# [SUPPLIED MATERIAL]
◇ ◇ ◇

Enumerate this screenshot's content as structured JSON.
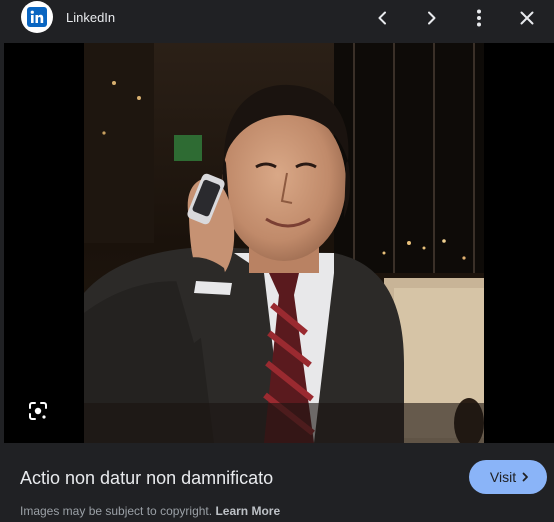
{
  "header": {
    "source_name": "LinkedIn",
    "favicon": "linkedin-logo-icon",
    "buttons": [
      "chevron-left-icon",
      "chevron-right-icon",
      "more-vert-icon",
      "close-icon"
    ]
  },
  "image": {
    "subject": "photo of a man in a dark suit and striped tie talking on a mobile phone",
    "lens_icon": "lens-search-icon"
  },
  "caption": {
    "title": "Actio non datur non damnificato"
  },
  "visit_button": {
    "label": "Visit",
    "icon": "chevron-right-icon"
  },
  "footer": {
    "copyright_text": "Images may be subject to copyright.",
    "learn_more": "Learn More"
  },
  "colors": {
    "background": "#202124",
    "text": "#e8eaed",
    "muted": "#9aa0a6",
    "accent": "#8ab4f8",
    "linkedin": "#0a66c2"
  }
}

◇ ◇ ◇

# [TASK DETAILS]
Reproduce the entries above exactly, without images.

# [TASK ANSWER]
Enumerate this screenshot's content as structured JSON.
{
  "header": {
    "source_name": "LinkedIn",
    "favicon": "linkedin-logo-icon",
    "buttons": [
      "chevron-left-icon",
      "chevron-right-icon",
      "more-vert-icon",
      "close-icon"
    ]
  },
  "image": {
    "subject": "photo of a man in a dark suit and striped tie talking on a mobile phone",
    "lens_icon": "lens-search-icon"
  },
  "caption": {
    "title": "Actio non datur non damnificato"
  },
  "visit_button": {
    "label": "Visit",
    "icon": "chevron-right-icon"
  },
  "footer": {
    "copyright_text": "Images may be subject to copyright.",
    "learn_more": "Learn More"
  },
  "colors": {
    "background": "#202124",
    "text": "#e8eaed",
    "muted": "#9aa0a6",
    "accent": "#8ab4f8",
    "linkedin": "#0a66c2"
  }
}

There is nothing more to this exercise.